Published by Random House
Augustine, a brilliant, aging astronomer, is consumed by the stars. For years he has lived in remote outposts, studying the sky for evidence of how the universe began. At his latest posting, in a research center in the Arctic, news of a catastrophic event arrives. The scientists are forced to evacuate, but Augustine stubbornly refuses to abandon his work. Shortly after the others have gone, Augustine discovers a mysterious child, Iris, and realizes the airwaves have gone silent. They are alone.
At the same time, Mission Specialist Sullivan is aboard the Aether on its return flight from Jupiter. The astronauts are the first human beings to delve this deep into space, and Sully has made peace with the sacrifices required of her: a daughter left behind, a marriage ended. So far the journey has been a success, but when Mission Control falls inexplicably silent, Sully and her crew mates are forced to wonder if they will ever get home.

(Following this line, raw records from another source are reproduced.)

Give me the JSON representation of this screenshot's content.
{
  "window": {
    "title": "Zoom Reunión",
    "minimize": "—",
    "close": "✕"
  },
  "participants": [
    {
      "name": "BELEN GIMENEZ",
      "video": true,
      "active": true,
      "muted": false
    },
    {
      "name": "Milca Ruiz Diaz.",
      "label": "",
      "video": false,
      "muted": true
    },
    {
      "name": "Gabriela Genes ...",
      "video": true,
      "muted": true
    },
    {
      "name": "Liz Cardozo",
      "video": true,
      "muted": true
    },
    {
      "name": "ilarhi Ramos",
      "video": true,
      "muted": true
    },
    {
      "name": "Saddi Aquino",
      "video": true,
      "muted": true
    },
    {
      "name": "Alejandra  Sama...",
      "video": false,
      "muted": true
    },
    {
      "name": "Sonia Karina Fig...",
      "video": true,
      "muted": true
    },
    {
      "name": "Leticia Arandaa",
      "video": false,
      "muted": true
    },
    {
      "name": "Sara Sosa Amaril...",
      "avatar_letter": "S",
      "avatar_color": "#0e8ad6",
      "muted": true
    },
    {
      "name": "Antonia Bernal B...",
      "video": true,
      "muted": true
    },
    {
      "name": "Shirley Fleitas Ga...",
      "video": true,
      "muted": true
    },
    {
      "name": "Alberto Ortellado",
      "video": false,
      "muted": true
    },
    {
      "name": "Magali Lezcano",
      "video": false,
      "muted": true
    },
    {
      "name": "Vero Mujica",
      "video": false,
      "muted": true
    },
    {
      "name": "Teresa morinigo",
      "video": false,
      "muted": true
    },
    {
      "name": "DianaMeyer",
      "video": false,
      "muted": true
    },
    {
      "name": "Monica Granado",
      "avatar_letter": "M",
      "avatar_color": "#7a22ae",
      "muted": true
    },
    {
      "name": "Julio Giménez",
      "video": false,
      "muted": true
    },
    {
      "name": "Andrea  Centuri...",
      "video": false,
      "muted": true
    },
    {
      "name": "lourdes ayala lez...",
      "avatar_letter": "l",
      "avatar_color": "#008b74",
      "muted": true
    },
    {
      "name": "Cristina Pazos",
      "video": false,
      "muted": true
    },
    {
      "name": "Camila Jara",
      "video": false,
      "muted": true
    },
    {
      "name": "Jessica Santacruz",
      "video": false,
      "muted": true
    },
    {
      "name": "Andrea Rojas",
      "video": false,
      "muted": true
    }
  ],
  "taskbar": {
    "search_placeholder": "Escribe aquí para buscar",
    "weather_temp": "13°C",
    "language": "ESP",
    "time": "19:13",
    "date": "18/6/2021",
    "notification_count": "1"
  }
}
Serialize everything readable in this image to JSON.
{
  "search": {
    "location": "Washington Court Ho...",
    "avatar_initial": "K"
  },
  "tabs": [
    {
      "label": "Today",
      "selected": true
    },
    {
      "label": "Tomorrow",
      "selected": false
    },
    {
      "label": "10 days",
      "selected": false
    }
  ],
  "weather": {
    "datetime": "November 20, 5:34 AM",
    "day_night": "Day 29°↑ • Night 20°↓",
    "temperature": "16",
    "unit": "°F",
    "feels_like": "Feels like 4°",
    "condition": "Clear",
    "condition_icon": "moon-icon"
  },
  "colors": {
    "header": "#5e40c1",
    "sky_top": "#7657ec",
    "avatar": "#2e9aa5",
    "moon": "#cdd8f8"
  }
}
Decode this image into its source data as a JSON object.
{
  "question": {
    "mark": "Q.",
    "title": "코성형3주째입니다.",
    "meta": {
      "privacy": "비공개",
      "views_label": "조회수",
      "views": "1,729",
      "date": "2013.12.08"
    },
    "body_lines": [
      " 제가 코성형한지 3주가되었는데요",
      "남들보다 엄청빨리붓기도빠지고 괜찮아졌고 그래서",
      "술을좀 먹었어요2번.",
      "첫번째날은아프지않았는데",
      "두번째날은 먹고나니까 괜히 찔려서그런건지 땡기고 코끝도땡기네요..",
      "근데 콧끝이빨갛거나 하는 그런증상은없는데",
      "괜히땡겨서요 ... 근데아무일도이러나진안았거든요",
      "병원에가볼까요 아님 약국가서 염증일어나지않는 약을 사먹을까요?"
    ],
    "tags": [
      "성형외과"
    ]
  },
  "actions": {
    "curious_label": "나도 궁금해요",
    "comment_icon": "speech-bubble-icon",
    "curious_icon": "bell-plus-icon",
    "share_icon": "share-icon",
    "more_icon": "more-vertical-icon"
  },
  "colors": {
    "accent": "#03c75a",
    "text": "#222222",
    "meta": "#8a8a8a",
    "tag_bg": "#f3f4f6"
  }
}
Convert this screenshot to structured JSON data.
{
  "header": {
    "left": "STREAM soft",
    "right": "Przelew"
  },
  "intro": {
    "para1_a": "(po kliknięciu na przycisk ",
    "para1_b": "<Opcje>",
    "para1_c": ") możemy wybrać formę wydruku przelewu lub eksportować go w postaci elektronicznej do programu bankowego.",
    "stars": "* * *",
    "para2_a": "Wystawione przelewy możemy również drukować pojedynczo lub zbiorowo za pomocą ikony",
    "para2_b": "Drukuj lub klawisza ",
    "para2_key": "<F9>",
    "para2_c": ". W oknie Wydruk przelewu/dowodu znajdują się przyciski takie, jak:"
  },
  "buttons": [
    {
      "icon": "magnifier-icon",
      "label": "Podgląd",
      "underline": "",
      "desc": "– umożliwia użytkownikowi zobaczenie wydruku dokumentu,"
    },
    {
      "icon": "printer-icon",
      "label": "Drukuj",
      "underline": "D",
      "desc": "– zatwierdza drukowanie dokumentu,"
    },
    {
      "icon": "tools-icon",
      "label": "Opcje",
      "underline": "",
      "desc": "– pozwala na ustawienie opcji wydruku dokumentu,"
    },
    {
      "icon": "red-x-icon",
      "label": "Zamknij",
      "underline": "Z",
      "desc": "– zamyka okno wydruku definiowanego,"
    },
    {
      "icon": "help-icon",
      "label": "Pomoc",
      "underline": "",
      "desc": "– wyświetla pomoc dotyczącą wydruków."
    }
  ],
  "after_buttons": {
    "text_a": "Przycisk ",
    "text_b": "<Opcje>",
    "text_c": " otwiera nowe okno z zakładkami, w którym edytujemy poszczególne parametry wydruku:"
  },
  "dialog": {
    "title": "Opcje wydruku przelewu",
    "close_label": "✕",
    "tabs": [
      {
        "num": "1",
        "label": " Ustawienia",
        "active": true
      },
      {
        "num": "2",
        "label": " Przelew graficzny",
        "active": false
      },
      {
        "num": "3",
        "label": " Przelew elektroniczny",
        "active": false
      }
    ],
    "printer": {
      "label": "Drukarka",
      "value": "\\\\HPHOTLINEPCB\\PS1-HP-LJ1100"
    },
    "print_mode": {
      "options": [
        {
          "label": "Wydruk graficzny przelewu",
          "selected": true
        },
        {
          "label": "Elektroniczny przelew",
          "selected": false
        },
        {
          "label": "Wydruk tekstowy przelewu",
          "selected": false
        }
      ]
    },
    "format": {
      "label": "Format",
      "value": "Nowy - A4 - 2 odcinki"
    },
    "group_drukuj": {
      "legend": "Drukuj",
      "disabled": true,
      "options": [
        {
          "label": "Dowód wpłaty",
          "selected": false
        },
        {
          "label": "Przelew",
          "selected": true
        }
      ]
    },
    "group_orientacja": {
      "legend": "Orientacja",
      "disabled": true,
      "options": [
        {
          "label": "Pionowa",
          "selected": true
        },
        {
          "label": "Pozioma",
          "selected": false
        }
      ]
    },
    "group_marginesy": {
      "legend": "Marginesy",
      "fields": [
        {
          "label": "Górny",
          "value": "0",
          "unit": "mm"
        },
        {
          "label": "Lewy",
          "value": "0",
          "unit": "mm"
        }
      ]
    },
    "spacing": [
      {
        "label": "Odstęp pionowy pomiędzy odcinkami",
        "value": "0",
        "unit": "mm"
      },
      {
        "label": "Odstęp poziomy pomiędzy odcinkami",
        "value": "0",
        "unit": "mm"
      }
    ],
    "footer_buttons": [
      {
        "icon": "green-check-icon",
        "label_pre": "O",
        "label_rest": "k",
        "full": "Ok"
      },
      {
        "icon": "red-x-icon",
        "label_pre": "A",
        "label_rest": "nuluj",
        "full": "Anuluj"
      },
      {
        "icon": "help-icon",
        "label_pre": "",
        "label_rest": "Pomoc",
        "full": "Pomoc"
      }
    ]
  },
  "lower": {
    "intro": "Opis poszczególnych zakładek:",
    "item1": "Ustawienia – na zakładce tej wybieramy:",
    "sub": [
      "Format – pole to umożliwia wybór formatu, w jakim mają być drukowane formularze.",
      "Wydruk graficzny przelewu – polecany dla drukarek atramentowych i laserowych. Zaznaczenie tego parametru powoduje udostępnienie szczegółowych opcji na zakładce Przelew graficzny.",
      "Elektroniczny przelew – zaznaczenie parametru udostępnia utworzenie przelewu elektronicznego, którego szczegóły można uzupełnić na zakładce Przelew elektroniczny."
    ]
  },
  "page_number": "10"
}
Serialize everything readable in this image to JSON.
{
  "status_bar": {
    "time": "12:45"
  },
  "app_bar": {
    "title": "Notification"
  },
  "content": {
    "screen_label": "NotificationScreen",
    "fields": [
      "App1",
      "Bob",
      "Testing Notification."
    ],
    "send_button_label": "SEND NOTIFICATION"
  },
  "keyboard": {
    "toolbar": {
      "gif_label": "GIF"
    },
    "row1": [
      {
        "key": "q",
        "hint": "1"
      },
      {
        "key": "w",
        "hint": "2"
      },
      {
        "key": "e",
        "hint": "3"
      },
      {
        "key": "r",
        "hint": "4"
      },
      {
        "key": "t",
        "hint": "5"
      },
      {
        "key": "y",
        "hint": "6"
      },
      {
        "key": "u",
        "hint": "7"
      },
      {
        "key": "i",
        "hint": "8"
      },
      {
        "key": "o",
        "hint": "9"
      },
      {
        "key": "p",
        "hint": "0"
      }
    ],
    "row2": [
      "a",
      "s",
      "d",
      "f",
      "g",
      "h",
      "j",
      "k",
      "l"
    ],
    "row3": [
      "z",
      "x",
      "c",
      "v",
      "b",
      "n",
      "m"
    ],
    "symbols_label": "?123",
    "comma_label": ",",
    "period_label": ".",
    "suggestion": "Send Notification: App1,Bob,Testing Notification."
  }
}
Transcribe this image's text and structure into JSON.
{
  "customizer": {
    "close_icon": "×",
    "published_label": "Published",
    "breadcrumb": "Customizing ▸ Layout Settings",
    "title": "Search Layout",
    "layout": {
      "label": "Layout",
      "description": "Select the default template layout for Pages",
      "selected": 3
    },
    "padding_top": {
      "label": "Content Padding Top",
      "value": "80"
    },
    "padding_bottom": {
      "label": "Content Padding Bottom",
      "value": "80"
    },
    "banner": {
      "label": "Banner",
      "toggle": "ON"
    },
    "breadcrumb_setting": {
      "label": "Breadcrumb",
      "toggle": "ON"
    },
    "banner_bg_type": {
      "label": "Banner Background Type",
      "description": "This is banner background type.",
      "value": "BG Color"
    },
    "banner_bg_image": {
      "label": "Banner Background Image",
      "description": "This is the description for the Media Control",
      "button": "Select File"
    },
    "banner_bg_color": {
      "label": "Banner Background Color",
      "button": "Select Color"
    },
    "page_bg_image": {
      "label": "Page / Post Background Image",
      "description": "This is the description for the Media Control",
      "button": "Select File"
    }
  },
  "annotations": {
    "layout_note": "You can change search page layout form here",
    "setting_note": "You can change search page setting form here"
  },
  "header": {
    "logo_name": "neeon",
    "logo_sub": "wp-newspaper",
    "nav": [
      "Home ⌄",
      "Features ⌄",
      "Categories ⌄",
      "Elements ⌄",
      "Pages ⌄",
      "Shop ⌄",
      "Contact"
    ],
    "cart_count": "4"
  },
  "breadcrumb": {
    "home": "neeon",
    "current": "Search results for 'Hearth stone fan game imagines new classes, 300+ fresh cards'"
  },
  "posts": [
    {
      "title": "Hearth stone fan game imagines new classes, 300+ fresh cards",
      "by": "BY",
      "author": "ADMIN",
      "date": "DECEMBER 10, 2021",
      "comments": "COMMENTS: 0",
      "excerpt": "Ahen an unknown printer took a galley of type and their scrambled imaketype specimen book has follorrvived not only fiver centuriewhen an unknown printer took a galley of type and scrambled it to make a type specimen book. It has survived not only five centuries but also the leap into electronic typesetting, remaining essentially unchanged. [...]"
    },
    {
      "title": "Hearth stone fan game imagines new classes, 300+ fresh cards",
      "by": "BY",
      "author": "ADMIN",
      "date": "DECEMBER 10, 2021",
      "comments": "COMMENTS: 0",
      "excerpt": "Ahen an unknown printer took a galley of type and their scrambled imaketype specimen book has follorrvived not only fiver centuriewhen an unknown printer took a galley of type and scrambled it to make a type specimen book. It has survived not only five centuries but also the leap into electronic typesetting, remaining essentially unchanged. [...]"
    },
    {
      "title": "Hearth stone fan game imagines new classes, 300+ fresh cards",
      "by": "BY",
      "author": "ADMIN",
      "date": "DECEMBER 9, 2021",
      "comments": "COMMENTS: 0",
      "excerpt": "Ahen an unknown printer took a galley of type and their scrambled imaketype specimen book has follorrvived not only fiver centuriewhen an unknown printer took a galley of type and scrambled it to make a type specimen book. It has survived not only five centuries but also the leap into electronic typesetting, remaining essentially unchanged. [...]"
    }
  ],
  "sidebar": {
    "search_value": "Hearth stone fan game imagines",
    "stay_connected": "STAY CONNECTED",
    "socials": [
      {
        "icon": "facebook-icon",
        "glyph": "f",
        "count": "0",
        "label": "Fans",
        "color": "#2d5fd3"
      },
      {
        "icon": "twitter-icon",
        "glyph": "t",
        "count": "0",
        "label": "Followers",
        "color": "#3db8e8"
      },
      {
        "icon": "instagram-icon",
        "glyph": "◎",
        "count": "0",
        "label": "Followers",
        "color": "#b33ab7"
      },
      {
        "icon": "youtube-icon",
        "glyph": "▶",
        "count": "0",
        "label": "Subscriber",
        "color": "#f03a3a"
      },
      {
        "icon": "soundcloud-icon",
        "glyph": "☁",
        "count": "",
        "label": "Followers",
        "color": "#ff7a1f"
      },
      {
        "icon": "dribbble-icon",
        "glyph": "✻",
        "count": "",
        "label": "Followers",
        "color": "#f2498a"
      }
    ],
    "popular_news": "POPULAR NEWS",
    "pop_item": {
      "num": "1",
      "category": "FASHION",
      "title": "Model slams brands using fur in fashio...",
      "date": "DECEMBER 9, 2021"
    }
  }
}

As Augustine and Sully each face an uncertain future against forbidding yet beautiful landscapes, their stories gradually intertwine in a profound and unexpected conclusion. In crystalline prose, Good Morning, Midnight poses the most important questions: What endures at the end of the world? How do we make sense of our lives?
Good Morning, Midnight was a genuine surprise. Drawn in my the cover and the premise, I wasn’t quite sure what to expect out of this apocalyptic tale. Dalton weaves the story through two characters, Augustine and Sully who both experience the uncertainty of the end of the world. If you are looking for a unique perspective on the apocalypse genre, look no further than this book.
Augustine, an aging astronomer who refuses to be evacuated from the Arctic complex, remains and discovers a young girl left behind int he wake – Iris. Through his time with Iris, Augustine reflects on his life and the opportunities he’s missed out on. Sully who shares a similar disinterest in relationships and has left behind an ex-husband and daughter to pursue her dream. The characters started off a little slow and you are not a fan of long descriptive prose then you might feel a little bogged down in the details. But it’s in the details where this true character expose becomes a very strong story. How the world came to a “catastrophic end” doesn’t ever come into play, but the story is so rich with Augie and Sully’s character reflections that you almost forget you don’t know all the details.
Good Morning, Midnight is a slow moving, highly descriptive story told through two people who are not only physically distanced from the end of the world but have also emotionally already separated themselves from humanity. Dalton manages to capture the beauty of a silent world. The resolution was handled well, and all-in-all I feel the story has been fulfilled. This book definitely isn’t for everyone, but is worth a shot if you’ve got the time.